The risk of rabies in countries too poor to afford a program of animal rabies control was underscored by another case reported this month. A 41-year-old man who sustained a dog bite on a visit to Haiti developed rabies after he returned to the United States. This case, which was not diagnosed until after the patient died, is one of nine lethal rabies cases since 1990 that developed after patients exposed in an underdeveloped country returned home. If you are bitten by any animal on a trip to a country where rabid animals are found, it is vital to seek immediate treatment, which is virtually 100 percent effective.
Avian flu and the risk of worldwide epidemic.
The news on the avian flu front ranges from very bad to moderately bad to slightly good.
The worst first: As this animated map shows, avian flu is marching inexorably westward across Russia toward Europe, wreaking havoc among poultry and occasionally infecting humans. Just to remind you, H5N1 influenza virus is highly virulent for chickens and for humans (infected chickens or humans have a substantial chance of dying), highly infectious for chickens (exposed birds usually become ill), but, so far, poorly infectious for humans (exposed people generally do not acquire the disease). However, if this strain of flu behaves like other strains—and there is no reason to expect otherwise—sooner or later it will acquire the ability to easily infect people; and if that happens, we may be at risk for the same fate as those tens of thousands of dead chickens in the poultry houses of Asia and Russia. The risk of the disease as it is carried west by migrating waterfowl is being taken so seriously in Europe that the Dutch government has ordered farmers to move all poultry indoors, and German farmers will likely shortly be similarly instructed.

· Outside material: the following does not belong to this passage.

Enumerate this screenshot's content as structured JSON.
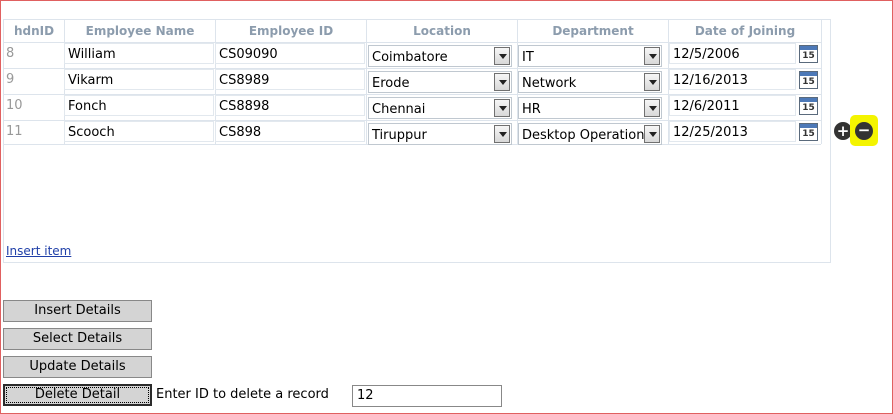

The middling bad news: While H5N1 may be preventable by a vaccine, we don't have one yet that has been fully tested and shown to work. We have a candidate vaccine, and the federal government has contracted for 2 million doses of it (because if things get bad we might need to use it, fully tested or not). The federal agency sponsoring the vaccine's development, the National Institute of Allergy and Infectious Disease, trumpets it as strong and effective and anticipates that the only problem is whether we can produce enough. Others looking at the same data, however, are not sure the vaccine will work.
Sensing opportunity, some small startup American firms are aggressively trying to develop alternative vaccines based on totally different approaches that have ever been used before. There is no telling what people will do if widespread desperation sets in, but it seems to me very unlikely that any of these products can possibly be ready in time.
The minimally good news: The world is starting to take H5N1 seriously. For example, the British government just circulated a fine booklet about the virus. Probably more important, the Swiss drug maker Roche has donated 3,000,000 doses of the one remaining effective anti-viral drug (oseltamivir, sold as Tamiflu) to the World Health Organization's rapid-response stockpile, to be used in poor countries where the disease might emerge. I understand the U.S. government's need not to fan panic, but I hope it is privately addressing this problem in a more serious way than is readily apparent. If not, we are in big trouble.
Correction, Sept. 29, 2005: The article originally stated that the Switzerland study of burn treatments for children was conducted with human embryonic stem cells. In fact, the study was conducted with human fetal cells. (Thanks to Dr. John Gearhart, Armstrong professor of medicine at Johns Hopkins University, for pointing out the error.) (Return to the corrected sentence.)